Thank you to all the programmers.
That turned out quite well
If you are able, you could go back and take some images of the walls with camera at ~ -45° to fill in the blank spots, and it may fix some of the roof irregularities too.
What settings did you use?
That was flown with pix4d capture, double grid, I have not found a way to change camera settings with pix4d. The roof is couragated which odm handled well in my opinion. This time of year, shadows are the challenge.
Yes wall images, thanks for the suggestion, The client wanted the roof, I went a little overboard…but I just love it.
Manual flying is the answer
I do it quite a bit of it to fill in areas that need a bit more coverage than automated flights can easily deliver.
Repeating patterns like corrugated iron roofing are a bit tricky, but often using ultra feature extraction and point cloud can give a very good result, with minimal distorted patches.
Like Gordon says, manual is a good way to fill the hole, but you can also vary camera angle in Pix4Dcapture like so:
Then you’ve got a slider for camera angle:
Gordon, if I first do a double grid at 200 feet agl, what distance should I fly from the building to capture manual side views? The building I’d like to 3D model is within a grove of trees, less than 200’ away. (using a Phantom 4 Pro)
Welcome to the ODM community Carl
It isn’t so important to fly at a specific distance as it is to make sure you have full coverage of everything you want to see in the point cloud, making sure you have plenty of common features in overlapping images. You really want each point to be in view in at least 3 images, ideally covering more than just 3 adjacent images.
For the walls, from a range of 100-150’ would be fine, avoiding sky if possible. Photos at minus 60, -45 and even -20° if required will all help. Get some good corner views too, not just square on to the sides.

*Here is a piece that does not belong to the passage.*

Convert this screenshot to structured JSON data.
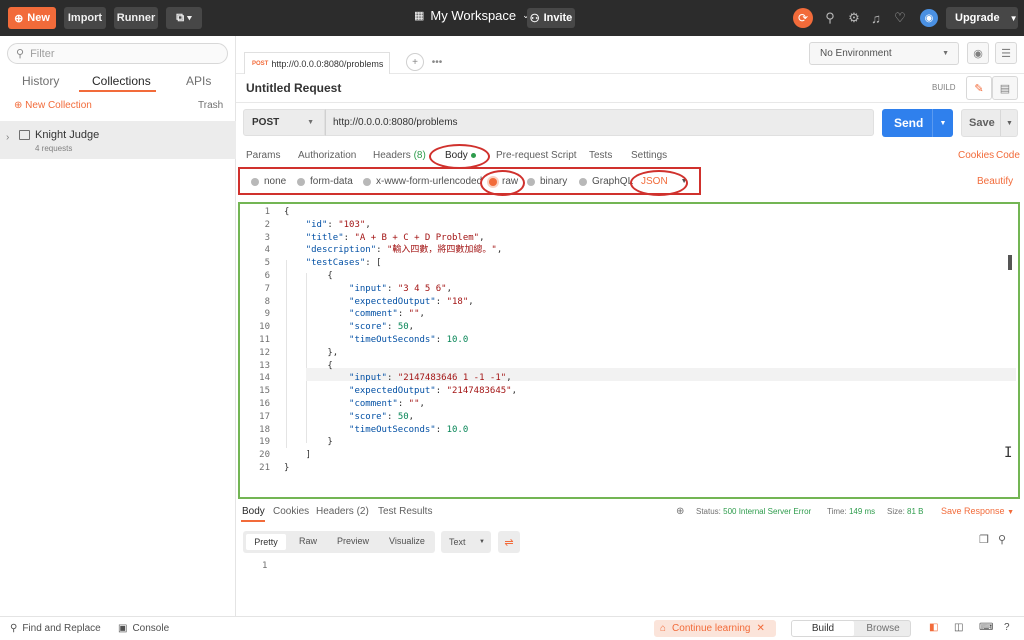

You’ll probably have better results if at least one of overhead flights is at -75 or -80°
So much good information here. what a fantastic community you have. Clearly, some of you are wizards.